Committed, Concerned Shreveport Attorney With

Nearly 25 Years
Of Effective Representation

Photo of Mark D. Frederick
[et_pb_dcsbcm_divi_breadcrumbs_module separator="sep-pipe" admin_label="Divi Breadcrumbs" module_class="fl-filepath" _builder_version="4.16" fontsbreadcrumblinks_font="||||on|||#041d33|" fontsbreadcrumblinks_text_color="#041d33" global_colors_info="{}" disabled_on="on|on|off"][/et_pb_dcsbcm_divi_breadcrumbs_module]

Louisiana criminal defense: Fighting an assault charge

by | Apr 27, 2017 | criminal defense

According to the laws of Louisiana, an assault charge can carry some significant consequences if one is convicted. For this reason, if one is accused of such a crime, choosing the right criminal defense strategy is key. This week’s column will address two common defenses used in assault cases.

The first defense that will be discussed is self-defense. Protecting oneself is a right everyone should enjoy. When criminal charges result from doing so, one will have to provide evidence that the act was deemed necessary.
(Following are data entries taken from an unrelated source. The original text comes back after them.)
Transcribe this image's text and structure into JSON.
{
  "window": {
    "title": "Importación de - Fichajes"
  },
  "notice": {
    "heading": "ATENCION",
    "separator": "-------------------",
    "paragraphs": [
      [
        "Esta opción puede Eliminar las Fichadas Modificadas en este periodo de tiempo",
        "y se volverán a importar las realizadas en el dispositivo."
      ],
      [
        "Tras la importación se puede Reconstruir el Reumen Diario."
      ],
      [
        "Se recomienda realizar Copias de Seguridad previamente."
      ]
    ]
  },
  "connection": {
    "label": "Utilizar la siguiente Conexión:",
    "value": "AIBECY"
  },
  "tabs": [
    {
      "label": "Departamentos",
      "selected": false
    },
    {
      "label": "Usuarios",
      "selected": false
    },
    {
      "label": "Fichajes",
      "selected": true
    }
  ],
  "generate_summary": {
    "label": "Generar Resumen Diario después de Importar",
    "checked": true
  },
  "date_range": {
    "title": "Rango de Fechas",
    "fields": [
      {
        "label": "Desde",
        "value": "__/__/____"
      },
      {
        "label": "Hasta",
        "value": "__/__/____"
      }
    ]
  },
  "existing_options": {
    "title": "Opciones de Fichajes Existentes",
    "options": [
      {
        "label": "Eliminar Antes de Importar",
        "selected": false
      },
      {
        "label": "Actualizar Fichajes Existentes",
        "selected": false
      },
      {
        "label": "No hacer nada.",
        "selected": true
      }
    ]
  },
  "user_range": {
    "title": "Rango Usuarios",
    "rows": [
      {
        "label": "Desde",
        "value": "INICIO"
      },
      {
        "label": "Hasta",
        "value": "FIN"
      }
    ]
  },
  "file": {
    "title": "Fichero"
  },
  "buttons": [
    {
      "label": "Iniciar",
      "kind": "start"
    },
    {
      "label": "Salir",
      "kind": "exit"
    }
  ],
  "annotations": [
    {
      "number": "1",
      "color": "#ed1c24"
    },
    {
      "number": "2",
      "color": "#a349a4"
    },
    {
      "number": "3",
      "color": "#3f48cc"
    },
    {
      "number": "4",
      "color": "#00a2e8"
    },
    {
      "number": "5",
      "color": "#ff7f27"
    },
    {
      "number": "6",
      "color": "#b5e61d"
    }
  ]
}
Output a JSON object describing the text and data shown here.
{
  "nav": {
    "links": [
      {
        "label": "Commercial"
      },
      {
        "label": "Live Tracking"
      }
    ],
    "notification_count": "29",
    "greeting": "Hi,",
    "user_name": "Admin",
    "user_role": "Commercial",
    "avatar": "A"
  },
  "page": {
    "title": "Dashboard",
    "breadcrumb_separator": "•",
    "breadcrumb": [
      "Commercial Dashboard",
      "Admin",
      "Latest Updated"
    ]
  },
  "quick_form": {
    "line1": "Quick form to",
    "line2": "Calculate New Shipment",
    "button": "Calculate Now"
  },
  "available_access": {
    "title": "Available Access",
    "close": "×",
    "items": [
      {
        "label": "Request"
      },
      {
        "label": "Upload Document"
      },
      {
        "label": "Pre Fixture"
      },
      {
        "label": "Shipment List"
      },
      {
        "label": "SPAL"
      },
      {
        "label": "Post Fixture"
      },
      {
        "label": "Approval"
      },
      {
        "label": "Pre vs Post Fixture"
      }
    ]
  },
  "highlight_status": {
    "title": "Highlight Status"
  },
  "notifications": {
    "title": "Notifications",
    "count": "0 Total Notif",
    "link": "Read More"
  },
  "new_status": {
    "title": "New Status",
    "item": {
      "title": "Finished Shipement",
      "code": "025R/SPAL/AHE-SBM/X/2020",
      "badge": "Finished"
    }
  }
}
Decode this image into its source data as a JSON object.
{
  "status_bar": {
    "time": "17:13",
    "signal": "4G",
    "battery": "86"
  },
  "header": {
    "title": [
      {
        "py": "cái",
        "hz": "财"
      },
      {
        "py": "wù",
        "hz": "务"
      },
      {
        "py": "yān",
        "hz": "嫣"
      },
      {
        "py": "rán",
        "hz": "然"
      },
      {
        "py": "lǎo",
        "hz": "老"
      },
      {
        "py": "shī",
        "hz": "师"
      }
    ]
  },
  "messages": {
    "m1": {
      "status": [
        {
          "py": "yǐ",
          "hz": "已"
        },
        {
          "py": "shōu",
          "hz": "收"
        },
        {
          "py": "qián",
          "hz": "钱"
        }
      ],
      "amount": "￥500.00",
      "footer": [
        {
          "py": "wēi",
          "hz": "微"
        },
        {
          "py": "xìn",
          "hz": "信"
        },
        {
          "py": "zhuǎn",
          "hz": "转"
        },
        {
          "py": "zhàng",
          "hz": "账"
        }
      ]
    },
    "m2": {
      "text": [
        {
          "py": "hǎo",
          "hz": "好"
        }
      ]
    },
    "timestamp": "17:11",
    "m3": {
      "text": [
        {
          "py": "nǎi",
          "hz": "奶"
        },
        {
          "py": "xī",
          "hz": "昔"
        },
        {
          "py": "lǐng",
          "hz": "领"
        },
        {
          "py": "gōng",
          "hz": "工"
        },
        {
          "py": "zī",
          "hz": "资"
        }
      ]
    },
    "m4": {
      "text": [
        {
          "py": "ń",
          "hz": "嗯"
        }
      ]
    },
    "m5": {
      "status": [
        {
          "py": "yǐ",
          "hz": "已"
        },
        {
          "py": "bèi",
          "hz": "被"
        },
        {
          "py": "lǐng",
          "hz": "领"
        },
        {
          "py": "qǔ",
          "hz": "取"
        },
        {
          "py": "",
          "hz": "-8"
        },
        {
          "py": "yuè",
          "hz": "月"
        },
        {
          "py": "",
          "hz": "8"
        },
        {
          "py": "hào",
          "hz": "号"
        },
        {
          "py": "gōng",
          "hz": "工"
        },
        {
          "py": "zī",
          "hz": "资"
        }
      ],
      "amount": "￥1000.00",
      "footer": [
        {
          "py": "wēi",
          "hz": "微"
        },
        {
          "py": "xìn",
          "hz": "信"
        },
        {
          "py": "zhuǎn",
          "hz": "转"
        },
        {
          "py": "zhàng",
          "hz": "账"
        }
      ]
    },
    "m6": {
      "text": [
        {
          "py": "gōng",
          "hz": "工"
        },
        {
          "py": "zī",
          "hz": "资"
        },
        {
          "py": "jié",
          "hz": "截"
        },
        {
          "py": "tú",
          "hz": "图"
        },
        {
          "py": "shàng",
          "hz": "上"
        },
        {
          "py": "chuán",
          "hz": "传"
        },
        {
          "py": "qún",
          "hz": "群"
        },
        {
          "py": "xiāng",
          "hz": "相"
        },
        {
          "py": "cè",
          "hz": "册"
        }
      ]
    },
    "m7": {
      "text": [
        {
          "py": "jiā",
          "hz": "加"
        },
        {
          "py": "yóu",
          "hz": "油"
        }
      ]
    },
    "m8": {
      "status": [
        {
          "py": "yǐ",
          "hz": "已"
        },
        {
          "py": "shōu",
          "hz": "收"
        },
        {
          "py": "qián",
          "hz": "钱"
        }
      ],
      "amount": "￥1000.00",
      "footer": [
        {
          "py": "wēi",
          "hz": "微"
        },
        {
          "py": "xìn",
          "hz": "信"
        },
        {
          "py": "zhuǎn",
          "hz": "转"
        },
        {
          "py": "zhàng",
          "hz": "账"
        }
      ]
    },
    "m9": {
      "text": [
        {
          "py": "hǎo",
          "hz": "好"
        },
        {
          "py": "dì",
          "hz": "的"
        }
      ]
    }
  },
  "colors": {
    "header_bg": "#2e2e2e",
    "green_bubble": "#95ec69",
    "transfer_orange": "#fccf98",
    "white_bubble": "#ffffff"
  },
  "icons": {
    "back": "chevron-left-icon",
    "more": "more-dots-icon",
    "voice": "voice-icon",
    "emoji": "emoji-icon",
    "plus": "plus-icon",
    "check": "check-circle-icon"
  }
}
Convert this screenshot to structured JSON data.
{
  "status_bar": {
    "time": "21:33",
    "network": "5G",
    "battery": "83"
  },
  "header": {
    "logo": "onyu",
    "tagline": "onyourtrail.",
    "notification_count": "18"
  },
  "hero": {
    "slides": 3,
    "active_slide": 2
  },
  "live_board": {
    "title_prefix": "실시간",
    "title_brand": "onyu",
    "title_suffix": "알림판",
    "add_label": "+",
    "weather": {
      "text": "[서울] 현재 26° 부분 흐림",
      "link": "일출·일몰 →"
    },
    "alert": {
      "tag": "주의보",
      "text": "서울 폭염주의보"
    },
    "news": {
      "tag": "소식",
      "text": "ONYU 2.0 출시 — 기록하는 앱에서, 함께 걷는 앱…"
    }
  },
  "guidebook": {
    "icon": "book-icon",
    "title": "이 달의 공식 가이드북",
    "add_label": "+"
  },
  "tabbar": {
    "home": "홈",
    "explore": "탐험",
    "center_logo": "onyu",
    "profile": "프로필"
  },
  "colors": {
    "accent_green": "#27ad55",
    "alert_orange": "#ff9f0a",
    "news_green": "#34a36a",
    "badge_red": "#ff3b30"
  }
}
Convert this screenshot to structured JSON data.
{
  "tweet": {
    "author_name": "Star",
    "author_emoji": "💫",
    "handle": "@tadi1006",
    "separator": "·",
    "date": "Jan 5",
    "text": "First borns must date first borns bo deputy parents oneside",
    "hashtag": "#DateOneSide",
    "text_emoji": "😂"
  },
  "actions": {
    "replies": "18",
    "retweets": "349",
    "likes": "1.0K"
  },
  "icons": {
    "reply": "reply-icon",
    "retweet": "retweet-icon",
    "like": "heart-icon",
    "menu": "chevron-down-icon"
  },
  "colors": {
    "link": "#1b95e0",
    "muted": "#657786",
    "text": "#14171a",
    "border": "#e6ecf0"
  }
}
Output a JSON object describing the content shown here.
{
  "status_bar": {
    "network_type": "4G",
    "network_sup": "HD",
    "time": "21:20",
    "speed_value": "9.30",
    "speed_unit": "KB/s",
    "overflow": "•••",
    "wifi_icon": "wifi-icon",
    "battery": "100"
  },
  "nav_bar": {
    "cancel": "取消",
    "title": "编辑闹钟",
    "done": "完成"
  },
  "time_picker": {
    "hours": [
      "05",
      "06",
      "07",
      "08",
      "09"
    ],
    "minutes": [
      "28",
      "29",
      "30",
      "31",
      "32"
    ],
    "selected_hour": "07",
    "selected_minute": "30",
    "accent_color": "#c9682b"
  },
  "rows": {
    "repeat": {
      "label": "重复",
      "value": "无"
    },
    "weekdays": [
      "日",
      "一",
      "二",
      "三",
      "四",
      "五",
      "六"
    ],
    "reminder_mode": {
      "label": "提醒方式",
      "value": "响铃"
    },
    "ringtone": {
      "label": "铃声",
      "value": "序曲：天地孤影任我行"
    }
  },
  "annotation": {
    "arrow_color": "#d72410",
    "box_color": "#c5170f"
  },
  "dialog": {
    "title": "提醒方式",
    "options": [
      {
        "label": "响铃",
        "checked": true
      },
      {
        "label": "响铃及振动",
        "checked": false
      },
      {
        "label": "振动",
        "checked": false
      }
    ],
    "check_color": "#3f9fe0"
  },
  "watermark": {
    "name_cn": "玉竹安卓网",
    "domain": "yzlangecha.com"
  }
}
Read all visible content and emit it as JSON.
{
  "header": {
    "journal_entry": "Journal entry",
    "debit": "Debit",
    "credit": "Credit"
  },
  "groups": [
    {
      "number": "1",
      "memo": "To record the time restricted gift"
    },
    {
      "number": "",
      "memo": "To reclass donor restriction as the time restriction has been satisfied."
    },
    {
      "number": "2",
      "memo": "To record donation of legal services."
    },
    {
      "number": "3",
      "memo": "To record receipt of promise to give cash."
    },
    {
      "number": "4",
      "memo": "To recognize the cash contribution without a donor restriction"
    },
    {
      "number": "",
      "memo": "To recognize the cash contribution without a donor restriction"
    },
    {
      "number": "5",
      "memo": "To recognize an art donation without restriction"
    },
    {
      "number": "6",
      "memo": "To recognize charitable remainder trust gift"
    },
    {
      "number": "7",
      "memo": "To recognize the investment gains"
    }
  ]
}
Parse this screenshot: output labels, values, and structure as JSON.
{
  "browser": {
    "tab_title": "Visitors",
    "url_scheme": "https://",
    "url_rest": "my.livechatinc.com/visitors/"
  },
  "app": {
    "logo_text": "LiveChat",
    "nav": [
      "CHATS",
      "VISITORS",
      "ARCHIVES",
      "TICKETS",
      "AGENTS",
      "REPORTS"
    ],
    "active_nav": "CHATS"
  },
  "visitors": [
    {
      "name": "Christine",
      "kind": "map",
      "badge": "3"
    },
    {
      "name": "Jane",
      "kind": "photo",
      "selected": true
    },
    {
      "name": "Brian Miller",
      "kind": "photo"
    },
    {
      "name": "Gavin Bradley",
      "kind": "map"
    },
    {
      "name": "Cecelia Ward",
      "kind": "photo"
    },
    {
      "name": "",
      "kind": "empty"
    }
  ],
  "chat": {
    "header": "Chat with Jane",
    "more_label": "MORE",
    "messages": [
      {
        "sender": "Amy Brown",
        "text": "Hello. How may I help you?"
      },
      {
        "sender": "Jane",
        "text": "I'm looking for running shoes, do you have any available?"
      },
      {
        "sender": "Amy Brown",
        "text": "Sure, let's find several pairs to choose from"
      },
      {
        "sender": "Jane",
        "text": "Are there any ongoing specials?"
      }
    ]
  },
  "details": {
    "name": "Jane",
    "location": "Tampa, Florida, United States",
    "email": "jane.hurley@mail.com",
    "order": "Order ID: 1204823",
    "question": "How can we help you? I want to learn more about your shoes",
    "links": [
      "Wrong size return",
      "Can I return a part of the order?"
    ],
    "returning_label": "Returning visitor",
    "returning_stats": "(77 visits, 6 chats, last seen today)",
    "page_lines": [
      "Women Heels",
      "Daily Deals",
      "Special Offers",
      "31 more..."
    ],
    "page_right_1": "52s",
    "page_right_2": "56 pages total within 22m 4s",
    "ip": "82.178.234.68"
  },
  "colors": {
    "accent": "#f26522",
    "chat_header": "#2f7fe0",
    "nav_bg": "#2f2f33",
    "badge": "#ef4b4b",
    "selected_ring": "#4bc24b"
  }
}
To do this, one will need to establish that there was a threat of harm without provocation, a perceived fear of bodily harm and that there was no other way out of the situation. One will also have to show that the amount of force used was reasonable under the circumstances.

The second defense strategy that will be discussed is protecting others. If one comes to the defense of another person, there must be — just like in self-defense — a threat of harm without provocation, perceived fear of harm and no other way to resolve the issue. So, here again, reasonable grounds for the act must be established.

These are just a few of several options one may have to fight an assault charge in Louisiana. After one’s criminal defense attorney reviews the full details of one’s case, these and other defense options can be discussed so that the best course of action can be pursued. Though fighting violent crime charges can be a challenge, with the right defense strategy prepared, one can achieve the best possible outcome for his or her circumstances.

Source: FindLaw, “Assault and Battery Defenses“, Accessed on April 25, 2017